▸ **Excerpts from an interface dataset**:
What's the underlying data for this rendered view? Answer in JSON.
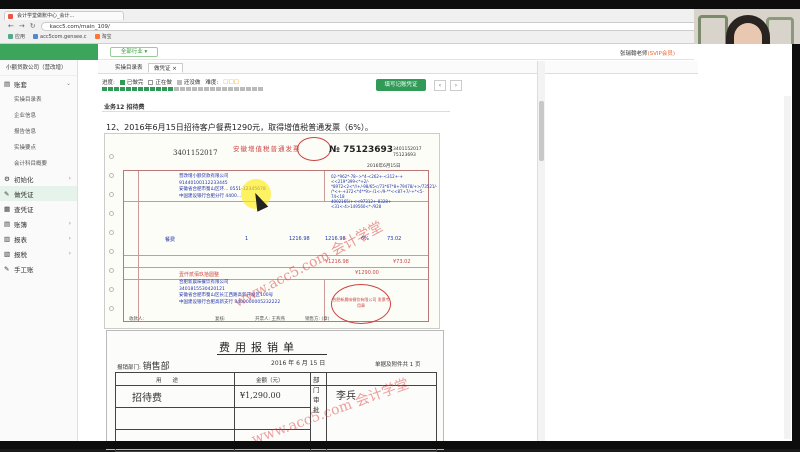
{
  "browser": {
    "tab_title": "会计学堂做账中心_会计...",
    "url": "kacc5.com/main_109/",
    "bookmarks": [
      "应用",
      "acc5com.gensee.c",
      "淘宝"
    ]
  },
  "header": {
    "collapse_icon": "«",
    "industry_label": "全部行业 ▾",
    "teacher_name": "张瑞翰老师",
    "vip_label": "(SVIP会员)"
  },
  "sidebar": {
    "company": "小额贷款公司（营改增）",
    "items": [
      {
        "label": "账套",
        "icon": "book-icon",
        "arrow": "⌄"
      },
      {
        "label": "实操目录表",
        "sub": true
      },
      {
        "label": "企业信息",
        "sub": true
      },
      {
        "label": "报告信息",
        "sub": true
      },
      {
        "label": "实操要点",
        "sub": true
      },
      {
        "label": "会计科目概要",
        "sub": true
      },
      {
        "label": "初始化",
        "icon": "gear-icon",
        "arrow": "›"
      },
      {
        "label": "做凭证",
        "icon": "pen-icon",
        "arrow": ""
      },
      {
        "label": "查凭证",
        "icon": "list-icon",
        "arrow": ""
      },
      {
        "label": "账簿",
        "icon": "book-icon",
        "arrow": "›"
      },
      {
        "label": "报表",
        "icon": "chart-icon",
        "arrow": "›"
      },
      {
        "label": "报税",
        "icon": "doc-icon",
        "arrow": "›"
      },
      {
        "label": "手工账",
        "icon": "pen-icon",
        "arrow": ""
      }
    ]
  },
  "tabs": [
    {
      "label": "实操目录表",
      "active": false
    },
    {
      "label": "做凭证",
      "active": true,
      "close": "×"
    }
  ],
  "progress": {
    "label": "进度:",
    "legend": [
      {
        "label": "已做完",
        "color": "#2f9b57"
      },
      {
        "label": "正在做",
        "color": "#ffffff"
      },
      {
        "label": "还没做",
        "color": "#bbbbbb"
      }
    ],
    "speed_label": "难度:",
    "done_segments": 12,
    "total_segments": 27
  },
  "actions": {
    "enter_voucher": "填写记账凭证",
    "prev": "‹",
    "next": "›"
  },
  "section_title": "业务12 招待费",
  "question": "12、2016年6月15日招待客户餐费1290元，取得增值税普通发票（6%）。",
  "invoice": {
    "code_left": "3401152017",
    "title": "安徽增值税普通发票",
    "no_prefix": "№",
    "number": "75123693",
    "code_right_1": "3401152017",
    "code_right_2": "75123693",
    "date": "2016年6月15日",
    "buyer_lines": [
      "营改增小额贷款有限公司",
      "91440100112233445",
      "安徽省合肥市蜀山区环... 0551-12345678",
      "中国建设银行合肥分行 4400..."
    ],
    "cipher_lines": [
      "02-*962*-78-->*4-<262+-<312+-+<<219*399<*+2/-",
      "*8972<2<*//+/-98/65</73*67*8+79478/+>/73521/-",
      "/*<+-+372<*4**9>-/1<-/9-**<<87+7/-+*<5-74<18",
      "4002165/+<<97312+-8328+<31<-4>149560<*-/928"
    ],
    "item_name": "餐费",
    "item_qty": "1",
    "item_price": "1216.98",
    "item_amount": "1216.98",
    "item_rate": "6%",
    "item_tax": "73.02",
    "sum_amount": "¥1216.98",
    "sum_tax": "¥73.02",
    "total_words": "壹仟贰佰玖拾圆整",
    "total": "¥1290.00",
    "seller_lines": [
      "合肥新晨味餐饮有限公司",
      "340181553042012​1",
      "安徽省合肥市蜀山区长江西路高新开发区100号",
      "中国建设银行合肥高新支行 340000000523222​2"
    ],
    "stamp_text": "合肥新晨味餐饮有限公司 发票专用章",
    "watermark": "www.acc5.com 会计学堂",
    "payee_label": "收款人:",
    "reviewer_label": "复核:",
    "drawer_label": "开票人:",
    "drawer_name": "王燕燕",
    "seller_label": "销售方:",
    "seller_value": "(章)"
  },
  "expense": {
    "title": "费用报销单",
    "dept_label": "报销部门:",
    "dept_value": "销售部",
    "date": "2016 年 6 月 15 日",
    "attachments": "单据及附件共 1 页",
    "col_purpose": "用　　途",
    "col_amount": "金额（元）",
    "purpose_value": "招待费",
    "amount_value": "¥1,290.00",
    "side_text": "部门审批",
    "approver": "李兵",
    "watermark": "www.acc5.com 会计学堂"
  }
}
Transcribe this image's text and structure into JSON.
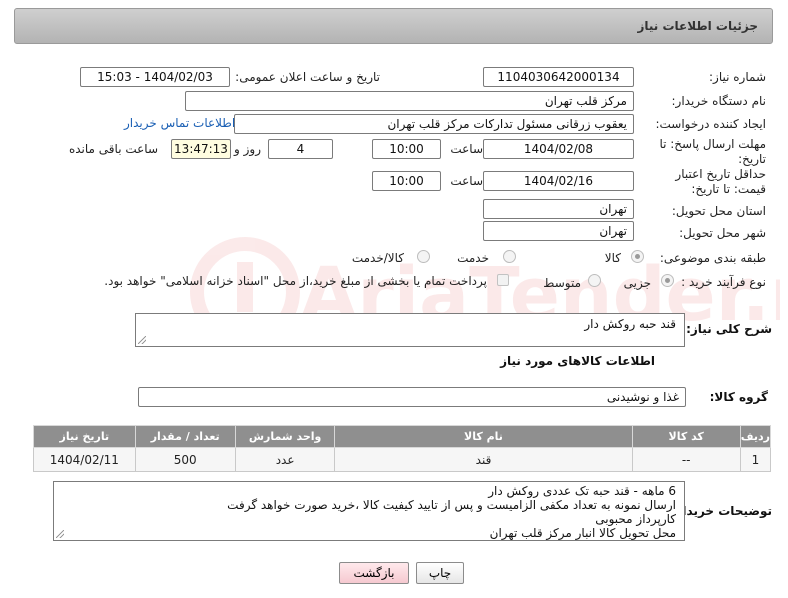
{
  "header": {
    "title": "جزئیات اطلاعات نیاز"
  },
  "form": {
    "need_number_label": "شماره نیاز:",
    "need_number": "1104030642000134",
    "announce_label": "تاریخ و ساعت اعلان عمومی:",
    "announce_value": "1404/02/03 - 15:03",
    "buyer_org_label": "نام دستگاه خریدار:",
    "buyer_org": "مرکز قلب تهران",
    "creator_label": "ایجاد کننده درخواست:",
    "creator": "یعقوب زرقانی مسئول تداركات مركز قلب تهران",
    "contact_link": "اطلاعات تماس خریدار",
    "reply_deadline_label": "مهلت ارسال پاسخ: تا تاریخ:",
    "reply_date": "1404/02/08",
    "time_label": "ساعت",
    "reply_time": "10:00",
    "days_value": "4",
    "days_label": "روز و",
    "remaining_time": "13:47:13",
    "remaining_label": "ساعت باقی مانده",
    "price_validity_label": "حداقل تاریخ اعتبار قیمت: تا تاریخ:",
    "validity_date": "1404/02/16",
    "validity_time": "10:00",
    "province_label": "استان محل تحویل:",
    "province": "تهران",
    "city_label": "شهر محل تحویل:",
    "city": "تهران",
    "category_label": "طبقه بندی موضوعی:",
    "category_options": [
      "کالا",
      "خدمت",
      "کالا/خدمت"
    ],
    "process_label": "نوع فرآیند خرید :",
    "process_options": [
      "جزیی",
      "متوسط"
    ],
    "payment_note": "پرداخت تمام یا بخشی از مبلغ خرید،از محل \"اسناد خزانه اسلامی\" خواهد بود."
  },
  "summary": {
    "label": "شرح کلی نیاز:",
    "text": "قند حبه روکش دار"
  },
  "goods": {
    "section_title": "اطلاعات کالاهای مورد نیاز",
    "group_label": "گروه کالا:",
    "group_value": "غذا و نوشیدنی",
    "columns": [
      "ردیف",
      "کد کالا",
      "نام کالا",
      "واحد شمارش",
      "تعداد / مقدار",
      "تاریخ نیاز"
    ],
    "rows": [
      {
        "row": "1",
        "code": "--",
        "name": "قند",
        "unit": "عدد",
        "qty": "500",
        "date": "1404/02/11"
      }
    ]
  },
  "buyer_notes": {
    "label": "توضیحات خریدار:",
    "lines": [
      "6 ماهه - قند حبه تک عددی روکش دار",
      "ارسال نمونه به تعداد مکفی الزامیست و پس از تایید کیفیت کالا ،خرید صورت خواهد گرفت",
      "کارپرداز محبوبی",
      "محل تحویل کالا انبار مرکز قلب تهران"
    ]
  },
  "buttons": {
    "print": "چاپ",
    "back": "بازگشت"
  },
  "watermark": {
    "brand": "AriaTender.neT"
  },
  "colors": {
    "header_bg": "#c2c2c2",
    "table_header": "#8f8f8f",
    "link": "#1a5fb4",
    "back_button": "#f6c9d0",
    "watermark": "#e15a5a"
  }
}
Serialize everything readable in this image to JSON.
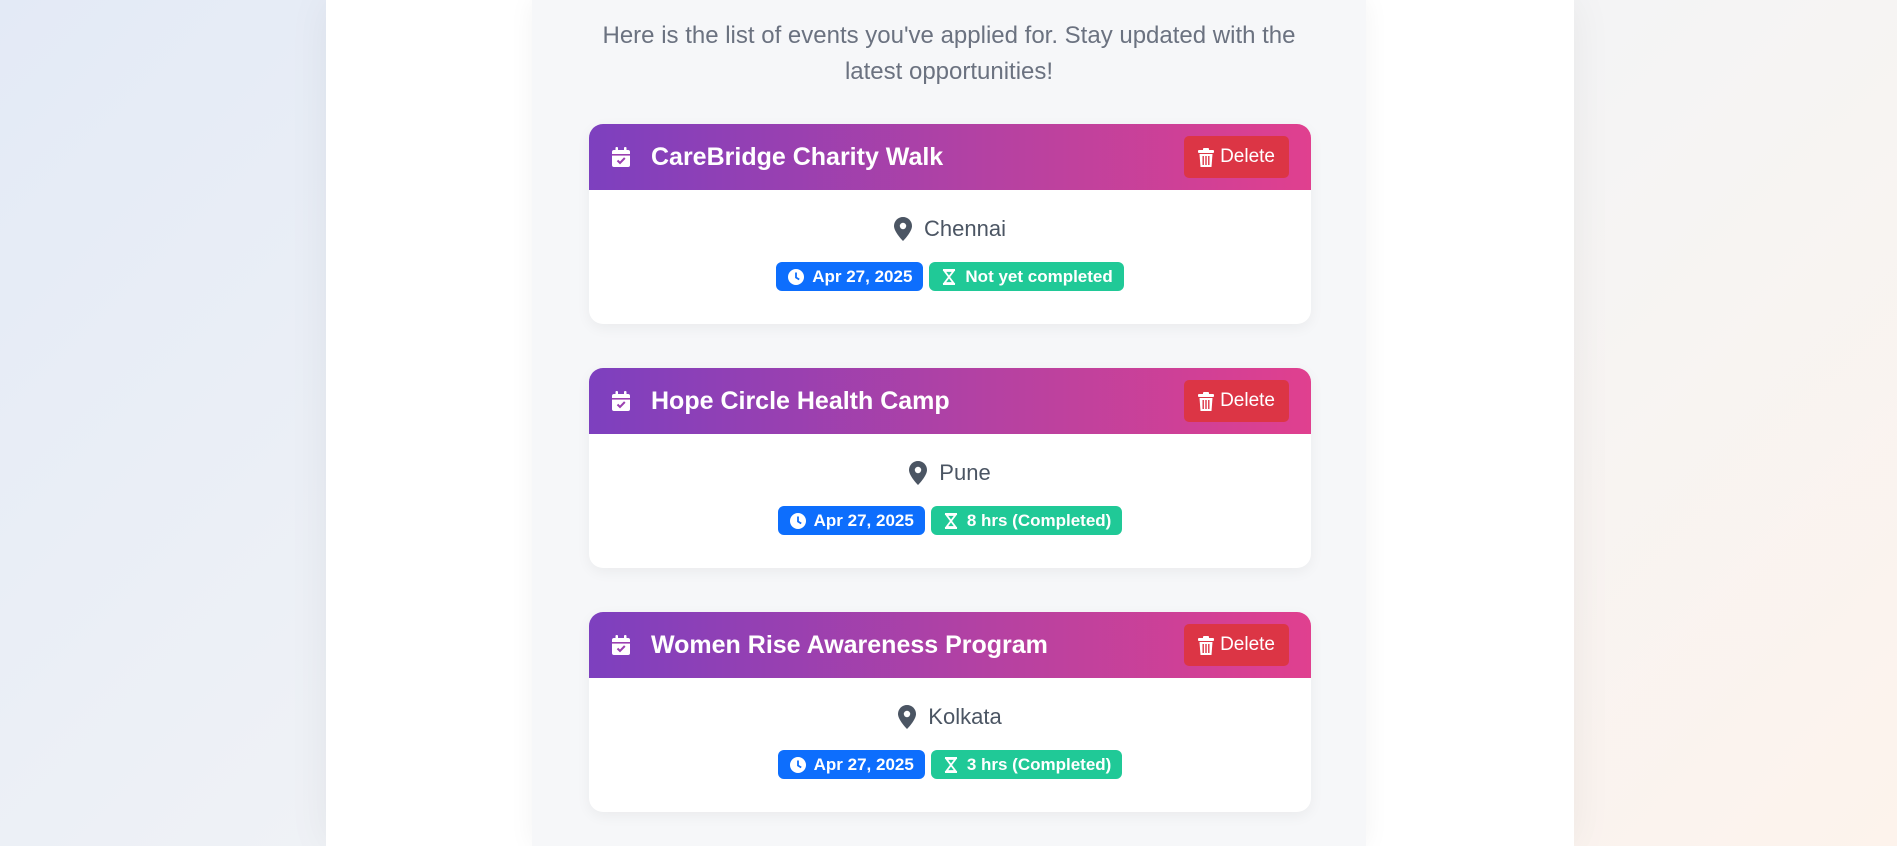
{
  "intro_text": "Here is the list of events you've applied for. Stay updated with the latest opportunities!",
  "delete_label": "Delete",
  "events": [
    {
      "title": "CareBridge Charity Walk",
      "location": "Chennai",
      "date": "Apr 27, 2025",
      "status": "Not yet completed"
    },
    {
      "title": "Hope Circle Health Camp",
      "location": "Pune",
      "date": "Apr 27, 2025",
      "status": "8 hrs (Completed)"
    },
    {
      "title": "Women Rise Awareness Program",
      "location": "Kolkata",
      "date": "Apr 27, 2025",
      "status": "3 hrs (Completed)"
    }
  ],
  "icons": {
    "header": "calendar-check-icon",
    "delete": "trash-icon",
    "location": "map-pin-icon",
    "date": "clock-icon",
    "status": "hourglass-icon"
  },
  "colors": {
    "header_gradient_start": "#7d40bf",
    "header_gradient_end": "#e0408f",
    "delete_button": "#dc3545",
    "date_badge": "#0d6efd",
    "status_badge": "#20c997"
  }
}
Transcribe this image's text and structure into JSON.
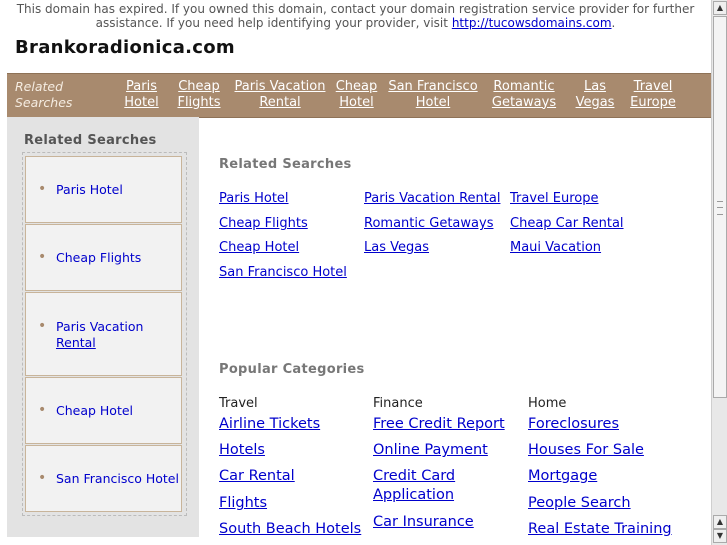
{
  "notice": {
    "line": "This domain has expired. If you owned this domain, contact your domain registration service provider for further assistance. If you need help identifying your provider, visit",
    "link": "http://tucowsdomains.com",
    "end": "."
  },
  "site_title": "Brankoradionica.com",
  "nav": {
    "label_line1": "Related",
    "label_line2": "Searches",
    "links": [
      {
        "line1": "Paris",
        "line2": "Hotel"
      },
      {
        "line1": "Cheap",
        "line2": "Flights"
      },
      {
        "line1": "Paris Vacation",
        "line2": "Rental"
      },
      {
        "line1": "Cheap",
        "line2": "Hotel"
      },
      {
        "line1": "San Francisco",
        "line2": "Hotel"
      },
      {
        "line1": "Romantic",
        "line2": "Getaways"
      },
      {
        "line1": "Las",
        "line2": "Vegas"
      },
      {
        "line1": "Travel",
        "line2": "Europe"
      }
    ]
  },
  "sidebar": {
    "title": "Related Searches",
    "items": [
      {
        "line1": "Paris Hotel",
        "line2": ""
      },
      {
        "line1": "Cheap Flights",
        "line2": ""
      },
      {
        "line1": "Paris Vacation",
        "line2": "Rental"
      },
      {
        "line1": "Cheap Hotel",
        "line2": ""
      },
      {
        "line1": "San Francisco Hotel",
        "line2": ""
      }
    ]
  },
  "main": {
    "related_title": "Related Searches",
    "related_links": [
      "Paris Hotel",
      "Cheap Flights",
      "Cheap Hotel",
      "San Francisco Hotel",
      "Paris Vacation Rental",
      "Romantic Getaways",
      "Las Vegas",
      "Travel Europe",
      "Cheap Car Rental",
      "Maui Vacation"
    ],
    "popular_title": "Popular Categories",
    "categories": [
      {
        "heading": "Travel",
        "links": [
          "Airline Tickets",
          "Hotels",
          "Car Rental",
          "Flights",
          "South Beach Hotels"
        ]
      },
      {
        "heading": "Finance",
        "links": [
          "Free Credit Report",
          "Online Payment",
          "Credit Card Application",
          "Car Insurance"
        ]
      },
      {
        "heading": "Home",
        "links": [
          "Foreclosures",
          "Houses For Sale",
          "Mortgage",
          "People Search",
          "Real Estate Training"
        ]
      }
    ]
  },
  "colors": {
    "nav_bg": "#a88a6e",
    "link": "#0000cc",
    "sidebar_bg": "#e3e3e3"
  }
}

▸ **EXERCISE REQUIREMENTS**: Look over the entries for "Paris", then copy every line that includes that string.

▸ **SOLVED EXERCISE**:
        "line1": "Paris",
        "line1": "Paris Vacation",
        "line1": "Paris Hotel",
        "line1": "Paris Vacation",
      "Paris Hotel",
      "Paris Vacation Rental",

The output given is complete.